### TASK INSTRUCTIONS
Print each of the records below, leaving every word as it is.

### MATERIAL PROVIDED
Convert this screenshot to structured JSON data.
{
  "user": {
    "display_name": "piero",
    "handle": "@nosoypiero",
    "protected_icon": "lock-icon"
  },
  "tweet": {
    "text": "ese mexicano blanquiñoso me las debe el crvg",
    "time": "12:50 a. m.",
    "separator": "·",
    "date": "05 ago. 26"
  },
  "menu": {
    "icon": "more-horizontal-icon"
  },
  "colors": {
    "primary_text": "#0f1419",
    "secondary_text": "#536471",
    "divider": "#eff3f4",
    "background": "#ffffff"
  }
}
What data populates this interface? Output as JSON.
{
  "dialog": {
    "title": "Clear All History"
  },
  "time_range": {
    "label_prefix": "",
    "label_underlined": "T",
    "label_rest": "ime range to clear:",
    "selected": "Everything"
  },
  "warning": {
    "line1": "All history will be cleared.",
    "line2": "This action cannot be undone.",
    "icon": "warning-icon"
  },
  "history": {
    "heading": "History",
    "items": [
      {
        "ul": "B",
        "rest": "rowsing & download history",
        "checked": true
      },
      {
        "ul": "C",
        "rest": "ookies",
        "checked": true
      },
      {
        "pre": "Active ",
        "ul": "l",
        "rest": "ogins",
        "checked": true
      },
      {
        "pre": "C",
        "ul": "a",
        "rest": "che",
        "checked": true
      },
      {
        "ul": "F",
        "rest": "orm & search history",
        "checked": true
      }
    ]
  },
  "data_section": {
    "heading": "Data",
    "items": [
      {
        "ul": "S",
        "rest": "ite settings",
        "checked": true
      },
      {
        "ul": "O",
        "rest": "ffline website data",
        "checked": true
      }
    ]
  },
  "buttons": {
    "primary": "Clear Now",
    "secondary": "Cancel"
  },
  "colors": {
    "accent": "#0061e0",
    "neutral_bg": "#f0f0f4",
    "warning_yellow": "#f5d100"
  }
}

### RESPONSE
Convert this screenshot to structured JSON data.
{
  "user": {
    "display_name": "piero",
    "handle": "@nosoypiero",
    "protected_icon": "lock-icon"
  },
  "tweet": {
    "text": "ese mexicano blanquiñoso me las debe el crvg",
    "time": "12:50 a. m.",
    "separator": "·",
    "date": "05 ago. 26"
  },
  "menu": {
    "icon": "more-horizontal-icon"
  },
  "colors": {
    "primary_text": "#0f1419",
    "secondary_text": "#536471",
    "divider": "#eff3f4",
    "background": "#ffffff"
  }
}
What data populates this interface? Output as JSON.
{
  "dialog": {
    "title": "Clear All History"
  },
  "time_range": {
    "label_prefix": "",
    "label_underlined": "T",
    "label_rest": "ime range to clear:",
    "selected": "Everything"
  },
  "warning": {
    "line1": "All history will be cleared.",
    "line2": "This action cannot be undone.",
    "icon": "warning-icon"
  },
  "history": {
    "heading": "History",
    "items": [
      {
        "ul": "B",
        "rest": "rowsing & download history",
        "checked": true
      },
      {
        "ul": "C",
        "rest": "ookies",
        "checked": true
      },
      {
        "pre": "Active ",
        "ul": "l",
        "rest": "ogins",
        "checked": true
      },
      {
        "pre": "C",
        "ul": "a",
        "rest": "che",
        "checked": true
      },
      {
        "ul": "F",
        "rest": "orm & search history",
        "checked": true
      }
    ]
  },
  "data_section": {
    "heading": "Data",
    "items": [
      {
        "ul": "S",
        "rest": "ite settings",
        "checked": true
      },
      {
        "ul": "O",
        "rest": "ffline website data",
        "checked": true
      }
    ]
  },
  "buttons": {
    "primary": "Clear Now",
    "secondary": "Cancel"
  },
  "colors": {
    "accent": "#0061e0",
    "neutral_bg": "#f0f0f4",
    "warning_yellow": "#f5d100"
  }
}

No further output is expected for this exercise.